Being an independent developer is tough, especially for those that are essentially one-person shows. Besides spending vast amounts of time and energy making the game, that person also has to deal with marketing and selling the game, which is a hard enough thing to do for a team of PR professionals at a large publisher. If you don’t see your efforts paying off, it can be easy to throw up your hands and quit. Chris Peterson, the founder and sole developer at Beast Games, was getting close to this point before his indie PC game Avalanche 2: Super Avalanche was selected for this year’s PAX 10.
I have to be realistic about my skills and potential to earn a living doing this.
“I've been living like a broke hermit for the past year and a half while I made this game,” Peterson said. “Despite the occasional positive feedback from game testers, I had no idea if what I was doing was worthwhile. There were more than a few moments of doubt where I wanted to give up and look for a steady paycheck. I love making games but I have to be realistic about my skills and potential to earn a living doing this.”
On top of the difficulties of making the game, Peterson also had to deal with family and friends who simply didn’t get what he was doing. “It's very hard to explain to people who aren't in the industry exactly how much work goes into making games. It's very easy to look like you're getting nothing done when, in reality, you spent 50 hours last week refactoring your codebase. Meanwhile I've watched lots of friends advance in their careers and start their lives.”
Without the support of his fiancée, Peterson might well have given up a long time ago. “I made games before her, but she's the one who really helped push me to pursue my dream and make games for a living. She's not a gamer, but she saw how happy it made me so she encouraged it. She has been a constant source of support and strength through this whole process. There wouldn't be an Avalanche 2 if it wasn't for her.”
On a personal level, I'm just really glad to have something to show for my effort.
“Being selected as part of PAX 10 has definitely renewed my hope for a future where I can continue to make games,” he said. “It’s wonderful because it is a concrete thing that I can share with my friends and family that is easy to explain. But on a personal level, I'm just really glad to have something to show for my effort.”
Robert Khoo, president of Penny Arcade, was surprised and honored when told what the competition meant to Peterson. “First of all, hearing that the competition motivated anyone to create feels awesome, but to affect someone as talented as Chris is pretty shocking,” said Khoo. “For a good month, we had a PC setup with Super Avalanche playing exclusively. There was a brutal internal leaderboard as a group of us went back and forth trying to best each other. The game is amazing and absolutely deserves to be in the PAX 10.”
Avalanche 2: Super Avalanche has been in development for more than a year.

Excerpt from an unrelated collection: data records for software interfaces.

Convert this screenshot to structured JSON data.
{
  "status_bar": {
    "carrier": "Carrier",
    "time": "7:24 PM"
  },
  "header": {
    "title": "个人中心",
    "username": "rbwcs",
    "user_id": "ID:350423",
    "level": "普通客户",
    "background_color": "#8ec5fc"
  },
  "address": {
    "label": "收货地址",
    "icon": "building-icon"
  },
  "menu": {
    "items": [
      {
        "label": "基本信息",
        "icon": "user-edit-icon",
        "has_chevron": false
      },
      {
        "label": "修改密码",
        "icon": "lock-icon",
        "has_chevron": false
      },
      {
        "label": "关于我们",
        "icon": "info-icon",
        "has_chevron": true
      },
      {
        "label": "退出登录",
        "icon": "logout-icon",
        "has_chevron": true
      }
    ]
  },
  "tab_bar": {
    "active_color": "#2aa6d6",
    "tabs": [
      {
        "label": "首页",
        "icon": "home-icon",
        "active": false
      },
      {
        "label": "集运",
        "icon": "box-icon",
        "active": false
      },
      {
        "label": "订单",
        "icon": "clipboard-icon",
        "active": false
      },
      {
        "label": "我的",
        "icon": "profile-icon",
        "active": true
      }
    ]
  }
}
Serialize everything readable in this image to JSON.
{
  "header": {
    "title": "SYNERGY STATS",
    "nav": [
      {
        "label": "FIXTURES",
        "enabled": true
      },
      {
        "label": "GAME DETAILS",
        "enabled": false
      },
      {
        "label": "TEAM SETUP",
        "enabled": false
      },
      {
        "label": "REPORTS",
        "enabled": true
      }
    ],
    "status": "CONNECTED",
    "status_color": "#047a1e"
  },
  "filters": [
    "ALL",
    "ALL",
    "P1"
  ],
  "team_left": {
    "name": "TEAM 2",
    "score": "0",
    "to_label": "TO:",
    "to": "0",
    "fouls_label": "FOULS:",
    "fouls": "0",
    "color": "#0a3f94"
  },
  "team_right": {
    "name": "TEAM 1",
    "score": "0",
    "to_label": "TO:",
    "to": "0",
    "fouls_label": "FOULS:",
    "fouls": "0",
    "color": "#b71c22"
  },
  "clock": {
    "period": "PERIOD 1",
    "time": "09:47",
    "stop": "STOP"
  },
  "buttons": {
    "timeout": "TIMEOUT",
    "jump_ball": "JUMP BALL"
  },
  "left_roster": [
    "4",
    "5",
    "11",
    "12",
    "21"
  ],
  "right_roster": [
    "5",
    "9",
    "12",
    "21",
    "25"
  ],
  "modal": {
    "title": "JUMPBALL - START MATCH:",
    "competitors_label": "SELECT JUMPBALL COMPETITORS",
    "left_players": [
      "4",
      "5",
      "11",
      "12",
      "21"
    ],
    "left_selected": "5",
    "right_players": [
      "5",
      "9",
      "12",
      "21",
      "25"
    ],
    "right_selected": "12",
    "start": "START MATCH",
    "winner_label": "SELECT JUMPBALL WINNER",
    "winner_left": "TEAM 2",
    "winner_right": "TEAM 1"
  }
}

It’s still considered to be in beta, though gamers can pre-order it and start playing right away. A vertical platformer where no two games are the same, Super Avalanche contains many more features than the original Avalanche, which Peterson says has been played more than 60 million times. Besides trying to climb as fast you can and avoid being squished by falling blocks, Super Avalanche has you dispatching enemies, and collecting coins and power-ups along the way. Even if you make it all the way to the top of each level, you still have to beat a boss that’s reminiscent of classic boss battles in the original Mario and Zelda games. To say it was an ambitious sequel would be an understatement, but Peterson had actually abandoned an even more massive project he had considered before deciding to make Super Avalanche.
“Avalanche 2 was a long time coming. Ever since the first one did so well I've had people pushing me to make a sequel. I didn't work on it for several years though. For a long time I felt like I couldn't add anything meaningful to the original concept,” said Peterson. “My first project was failing, and I stumbled upon some of my old notes I wrote after the first Avalanche. I didn't have enough experience to know when I wrote those original notes, but there were actually a few good ideas in there.”
Peterson took inspiration from Spelunky, which he had been playing at the time, and combined that with his notes to develop the concept for Super Avalanche. Since then, he hasn’t really deviated from the original plan. But that doesn’t mean the development was smooth sailing. He said he often had to track his hours during menial tasks or when he was feeling like he wasn’t making any progress
“Ultimately, a lot of my doubts and frustrations came from underestimating how long it should take to finish a difficult job or problem,” he said. “When I tracked my hours it was much easier to focus on the problem rather than how little I felt was getting done.”
Another challenge Peterson faced was making sure he didn’t let his emotions get the best of him, and he would recommend other developers do the same. “Make sure you are seeing things clearly when you get frustrated. Write down the evidence for and against your concerns, then decide if your concerns are rational or not. If they are rational then take a step back and brainstorm solutions. If they’re not rational then stop and give your mind a rest.”
Nicole Tanner is a freelance writer and journalist with 10 years of experience. She can be followed on Twitter at @nicoletanner.
Source : ign[dot]com